(Entries taken from a collection)
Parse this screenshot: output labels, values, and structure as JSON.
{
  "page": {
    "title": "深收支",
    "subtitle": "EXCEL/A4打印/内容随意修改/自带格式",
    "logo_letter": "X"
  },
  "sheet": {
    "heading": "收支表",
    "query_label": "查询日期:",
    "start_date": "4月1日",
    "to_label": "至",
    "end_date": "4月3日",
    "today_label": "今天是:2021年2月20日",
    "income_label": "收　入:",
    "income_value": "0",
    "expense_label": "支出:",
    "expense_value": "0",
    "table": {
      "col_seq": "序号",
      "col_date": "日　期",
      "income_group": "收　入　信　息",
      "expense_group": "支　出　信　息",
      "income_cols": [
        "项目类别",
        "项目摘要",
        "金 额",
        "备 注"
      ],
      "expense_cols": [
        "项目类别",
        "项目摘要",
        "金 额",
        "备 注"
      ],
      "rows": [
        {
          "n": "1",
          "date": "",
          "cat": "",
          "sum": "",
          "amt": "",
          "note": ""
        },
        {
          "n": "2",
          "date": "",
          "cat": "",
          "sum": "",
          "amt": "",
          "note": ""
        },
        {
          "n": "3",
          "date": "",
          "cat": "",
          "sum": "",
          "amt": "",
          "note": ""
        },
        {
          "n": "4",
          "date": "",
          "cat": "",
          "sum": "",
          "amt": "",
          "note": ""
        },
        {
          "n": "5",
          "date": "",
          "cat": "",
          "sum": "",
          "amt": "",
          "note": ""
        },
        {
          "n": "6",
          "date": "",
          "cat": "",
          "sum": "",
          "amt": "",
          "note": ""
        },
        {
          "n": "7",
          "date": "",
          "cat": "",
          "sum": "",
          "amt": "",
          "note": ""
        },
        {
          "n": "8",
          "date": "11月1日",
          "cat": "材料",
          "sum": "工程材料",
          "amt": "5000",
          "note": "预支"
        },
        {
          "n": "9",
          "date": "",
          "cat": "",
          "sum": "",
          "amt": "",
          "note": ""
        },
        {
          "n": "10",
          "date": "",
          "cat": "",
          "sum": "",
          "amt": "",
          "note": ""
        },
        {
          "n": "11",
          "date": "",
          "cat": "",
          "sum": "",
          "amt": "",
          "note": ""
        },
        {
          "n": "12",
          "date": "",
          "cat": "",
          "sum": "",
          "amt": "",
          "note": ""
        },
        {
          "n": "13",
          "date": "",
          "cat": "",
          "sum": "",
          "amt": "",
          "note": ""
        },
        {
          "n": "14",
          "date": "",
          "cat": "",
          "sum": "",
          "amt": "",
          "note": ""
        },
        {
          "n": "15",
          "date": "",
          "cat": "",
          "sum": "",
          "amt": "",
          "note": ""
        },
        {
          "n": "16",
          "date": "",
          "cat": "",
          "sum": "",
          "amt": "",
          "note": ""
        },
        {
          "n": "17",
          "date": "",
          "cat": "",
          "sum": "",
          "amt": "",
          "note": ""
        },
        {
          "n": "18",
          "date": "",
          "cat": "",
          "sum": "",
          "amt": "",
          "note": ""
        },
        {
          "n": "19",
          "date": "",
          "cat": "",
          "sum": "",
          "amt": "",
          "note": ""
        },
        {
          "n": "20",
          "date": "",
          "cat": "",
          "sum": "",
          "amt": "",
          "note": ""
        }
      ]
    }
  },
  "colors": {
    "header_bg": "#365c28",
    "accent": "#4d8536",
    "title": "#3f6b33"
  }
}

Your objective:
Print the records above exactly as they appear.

Output:
Parse this screenshot: output labels, values, and structure as JSON.
{
  "page": {
    "title": "深收支",
    "subtitle": "EXCEL/A4打印/内容随意修改/自带格式",
    "logo_letter": "X"
  },
  "sheet": {
    "heading": "收支表",
    "query_label": "查询日期:",
    "start_date": "4月1日",
    "to_label": "至",
    "end_date": "4月3日",
    "today_label": "今天是:2021年2月20日",
    "income_label": "收　入:",
    "income_value": "0",
    "expense_label": "支出:",
    "expense_value": "0",
    "table": {
      "col_seq": "序号",
      "col_date": "日　期",
      "income_group": "收　入　信　息",
      "expense_group": "支　出　信　息",
      "income_cols": [
        "项目类别",
        "项目摘要",
        "金 额",
        "备 注"
      ],
      "expense_cols": [
        "项目类别",
        "项目摘要",
        "金 额",
        "备 注"
      ],
      "rows": [
        {
          "n": "1",
          "date": "",
          "cat": "",
          "sum": "",
          "amt": "",
          "note": ""
        },
        {
          "n": "2",
          "date": "",
          "cat": "",
          "sum": "",
          "amt": "",
          "note": ""
        },
        {
          "n": "3",
          "date": "",
          "cat": "",
          "sum": "",
          "amt": "",
          "note": ""
        },
        {
          "n": "4",
          "date": "",
          "cat": "",
          "sum": "",
          "amt": "",
          "note": ""
        },
        {
          "n": "5",
          "date": "",
          "cat": "",
          "sum": "",
          "amt": "",
          "note": ""
        },
        {
          "n": "6",
          "date": "",
          "cat": "",
          "sum": "",
          "amt": "",
          "note": ""
        },
        {
          "n": "7",
          "date": "",
          "cat": "",
          "sum": "",
          "amt": "",
          "note": ""
        },
        {
          "n": "8",
          "date": "11月1日",
          "cat": "材料",
          "sum": "工程材料",
          "amt": "5000",
          "note": "预支"
        },
        {
          "n": "9",
          "date": "",
          "cat": "",
          "sum": "",
          "amt": "",
          "note": ""
        },
        {
          "n": "10",
          "date": "",
          "cat": "",
          "sum": "",
          "amt": "",
          "note": ""
        },
        {
          "n": "11",
          "date": "",
          "cat": "",
          "sum": "",
          "amt": "",
          "note": ""
        },
        {
          "n": "12",
          "date": "",
          "cat": "",
          "sum": "",
          "amt": "",
          "note": ""
        },
        {
          "n": "13",
          "date": "",
          "cat": "",
          "sum": "",
          "amt": "",
          "note": ""
        },
        {
          "n": "14",
          "date": "",
          "cat": "",
          "sum": "",
          "amt": "",
          "note": ""
        },
        {
          "n": "15",
          "date": "",
          "cat": "",
          "sum": "",
          "amt": "",
          "note": ""
        },
        {
          "n": "16",
          "date": "",
          "cat": "",
          "sum": "",
          "amt": "",
          "note": ""
        },
        {
          "n": "17",
          "date": "",
          "cat": "",
          "sum": "",
          "amt": "",
          "note": ""
        },
        {
          "n": "18",
          "date": "",
          "cat": "",
          "sum": "",
          "amt": "",
          "note": ""
        },
        {
          "n": "19",
          "date": "",
          "cat": "",
          "sum": "",
          "amt": "",
          "note": ""
        },
        {
          "n": "20",
          "date": "",
          "cat": "",
          "sum": "",
          "amt": "",
          "note": ""
        }
      ]
    }
  },
  "colors": {
    "header_bg": "#365c28",
    "accent": "#4d8536",
    "title": "#3f6b33"
  }
}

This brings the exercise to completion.